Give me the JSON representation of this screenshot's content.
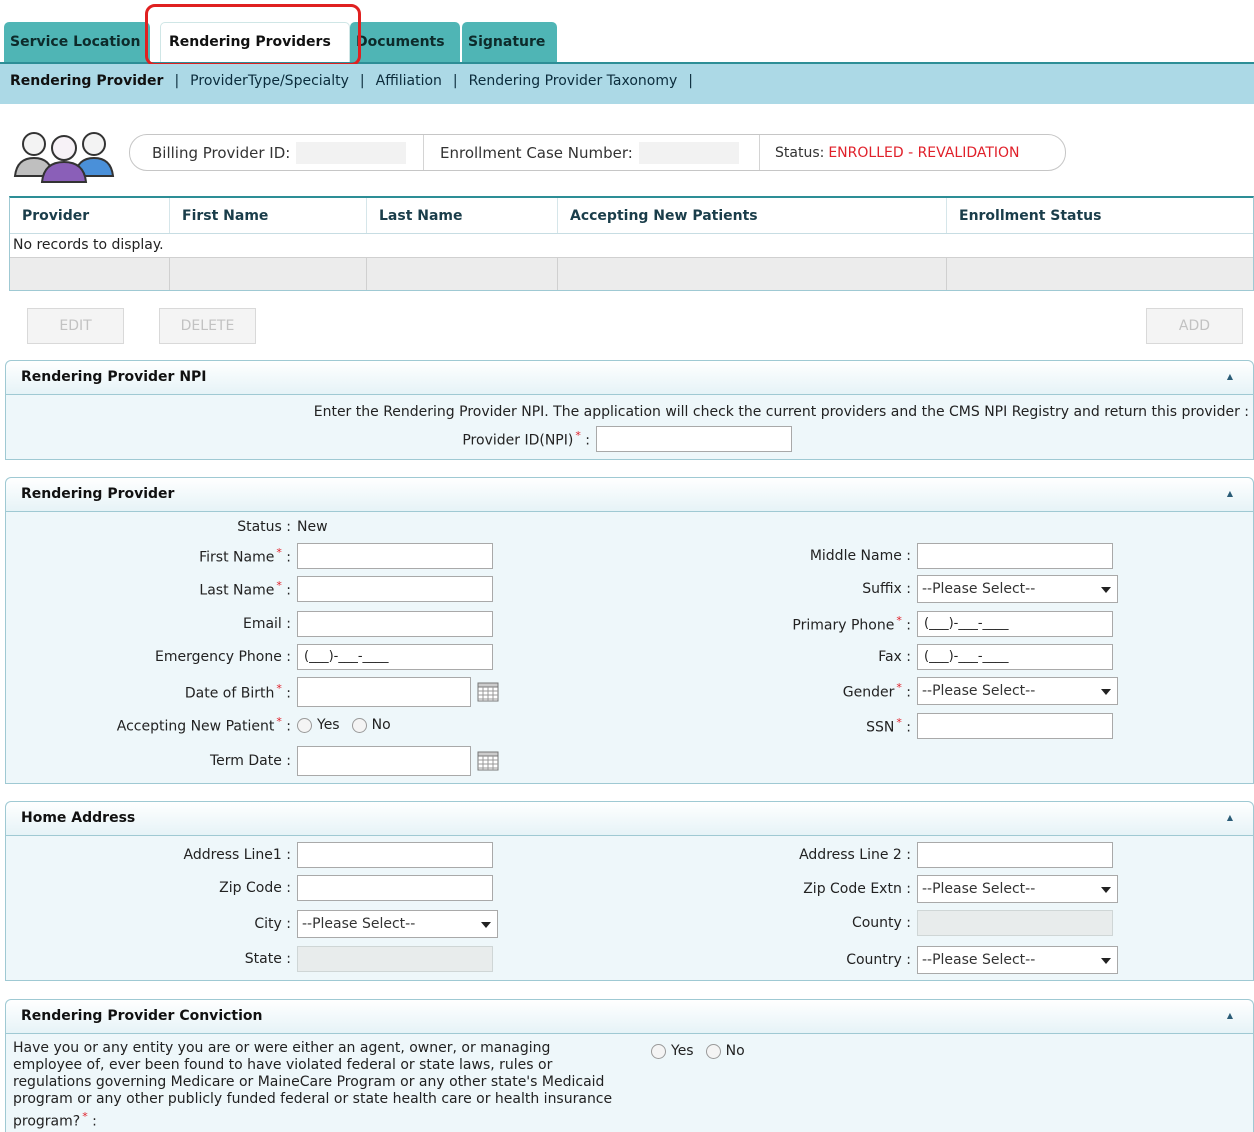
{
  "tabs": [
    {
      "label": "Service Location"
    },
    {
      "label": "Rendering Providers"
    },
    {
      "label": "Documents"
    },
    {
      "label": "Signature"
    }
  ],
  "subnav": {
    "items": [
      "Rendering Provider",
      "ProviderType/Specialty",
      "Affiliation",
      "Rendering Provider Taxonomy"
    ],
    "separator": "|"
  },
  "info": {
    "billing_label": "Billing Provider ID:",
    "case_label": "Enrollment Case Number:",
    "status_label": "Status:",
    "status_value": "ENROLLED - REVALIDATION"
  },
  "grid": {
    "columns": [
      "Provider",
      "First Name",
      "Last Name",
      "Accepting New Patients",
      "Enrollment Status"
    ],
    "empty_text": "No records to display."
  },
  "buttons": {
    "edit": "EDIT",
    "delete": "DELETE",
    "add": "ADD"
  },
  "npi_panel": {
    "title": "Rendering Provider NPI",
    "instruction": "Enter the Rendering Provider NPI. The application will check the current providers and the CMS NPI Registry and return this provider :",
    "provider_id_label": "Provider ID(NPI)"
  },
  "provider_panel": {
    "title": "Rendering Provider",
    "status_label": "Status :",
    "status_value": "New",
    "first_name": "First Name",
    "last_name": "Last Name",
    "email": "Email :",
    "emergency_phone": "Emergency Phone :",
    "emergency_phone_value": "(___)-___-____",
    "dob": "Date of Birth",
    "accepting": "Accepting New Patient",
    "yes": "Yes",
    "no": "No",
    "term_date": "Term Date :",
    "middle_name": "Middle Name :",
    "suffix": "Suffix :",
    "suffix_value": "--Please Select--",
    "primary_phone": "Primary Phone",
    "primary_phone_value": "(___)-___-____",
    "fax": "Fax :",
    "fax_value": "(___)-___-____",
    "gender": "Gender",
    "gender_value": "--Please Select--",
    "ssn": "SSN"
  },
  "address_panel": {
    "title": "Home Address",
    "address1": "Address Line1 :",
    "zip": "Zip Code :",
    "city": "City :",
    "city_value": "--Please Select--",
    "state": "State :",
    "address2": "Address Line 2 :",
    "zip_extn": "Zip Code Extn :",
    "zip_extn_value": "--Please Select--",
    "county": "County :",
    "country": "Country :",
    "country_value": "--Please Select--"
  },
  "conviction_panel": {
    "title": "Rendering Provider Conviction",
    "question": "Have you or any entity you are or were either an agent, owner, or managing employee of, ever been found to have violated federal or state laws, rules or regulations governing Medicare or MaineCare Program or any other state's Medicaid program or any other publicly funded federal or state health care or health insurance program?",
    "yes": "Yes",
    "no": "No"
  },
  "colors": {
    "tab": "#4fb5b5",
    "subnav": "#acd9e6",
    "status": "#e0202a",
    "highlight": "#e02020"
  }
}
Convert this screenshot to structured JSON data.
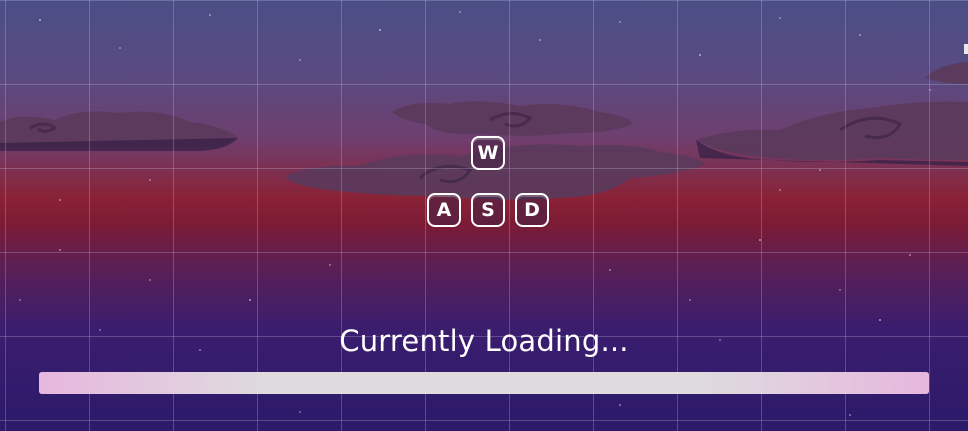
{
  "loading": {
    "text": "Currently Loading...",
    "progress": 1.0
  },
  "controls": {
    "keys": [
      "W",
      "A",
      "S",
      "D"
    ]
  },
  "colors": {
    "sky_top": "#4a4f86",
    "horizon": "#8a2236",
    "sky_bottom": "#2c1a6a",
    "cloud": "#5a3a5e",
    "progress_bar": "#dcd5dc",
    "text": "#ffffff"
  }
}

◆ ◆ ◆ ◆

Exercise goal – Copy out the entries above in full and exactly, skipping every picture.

Output for this task –
Give me the JSON representation of this screenshot's content.
{
  "tabs": [
    {
      "label": "Service Location"
    },
    {
      "label": "Rendering Providers"
    },
    {
      "label": "Documents"
    },
    {
      "label": "Signature"
    }
  ],
  "subnav": {
    "items": [
      "Rendering Provider",
      "ProviderType/Specialty",
      "Affiliation",
      "Rendering Provider Taxonomy"
    ],
    "separator": "|"
  },
  "info": {
    "billing_label": "Billing Provider ID:",
    "case_label": "Enrollment Case Number:",
    "status_label": "Status:",
    "status_value": "ENROLLED - REVALIDATION"
  },
  "grid": {
    "columns": [
      "Provider",
      "First Name",
      "Last Name",
      "Accepting New Patients",
      "Enrollment Status"
    ],
    "empty_text": "No records to display."
  },
  "buttons": {
    "edit": "EDIT",
    "delete": "DELETE",
    "add": "ADD"
  },
  "npi_panel": {
    "title": "Rendering Provider NPI",
    "instruction": "Enter the Rendering Provider NPI. The application will check the current providers and the CMS NPI Registry and return this provider :",
    "provider_id_label": "Provider ID(NPI)"
  },
  "provider_panel": {
    "title": "Rendering Provider",
    "status_label": "Status :",
    "status_value": "New",
    "first_name": "First Name",
    "last_name": "Last Name",
    "email": "Email :",
    "emergency_phone": "Emergency Phone :",
    "emergency_phone_value": "(___)-___-____",
    "dob": "Date of Birth",
    "accepting": "Accepting New Patient",
    "yes": "Yes",
    "no": "No",
    "term_date": "Term Date :",
    "middle_name": "Middle Name :",
    "suffix": "Suffix :",
    "suffix_value": "--Please Select--",
    "primary_phone": "Primary Phone",
    "primary_phone_value": "(___)-___-____",
    "fax": "Fax :",
    "fax_value": "(___)-___-____",
    "gender": "Gender",
    "gender_value": "--Please Select--",
    "ssn": "SSN"
  },
  "address_panel": {
    "title": "Home Address",
    "address1": "Address Line1 :",
    "zip": "Zip Code :",
    "city": "City :",
    "city_value": "--Please Select--",
    "state": "State :",
    "address2": "Address Line 2 :",
    "zip_extn": "Zip Code Extn :",
    "zip_extn_value": "--Please Select--",
    "county": "County :",
    "country": "Country :",
    "country_value": "--Please Select--"
  },
  "conviction_panel": {
    "title": "Rendering Provider Conviction",
    "question": "Have you or any entity you are or were either an agent, owner, or managing employee of, ever been found to have violated federal or state laws, rules or regulations governing Medicare or MaineCare Program or any other state's Medicaid program or any other publicly funded federal or state health care or health insurance program?",
    "yes": "Yes",
    "no": "No"
  },
  "colors": {
    "tab": "#4fb5b5",
    "subnav": "#acd9e6",
    "status": "#e0202a",
    "highlight": "#e02020"
  }
}
Convert this screenshot to structured JSON data.
{
  "loading": {
    "text": "Currently Loading...",
    "progress": 1.0
  },
  "controls": {
    "keys": [
      "W",
      "A",
      "S",
      "D"
    ]
  },
  "colors": {
    "sky_top": "#4a4f86",
    "horizon": "#8a2236",
    "sky_bottom": "#2c1a6a",
    "cloud": "#5a3a5e",
    "progress_bar": "#dcd5dc",
    "text": "#ffffff"
  }
}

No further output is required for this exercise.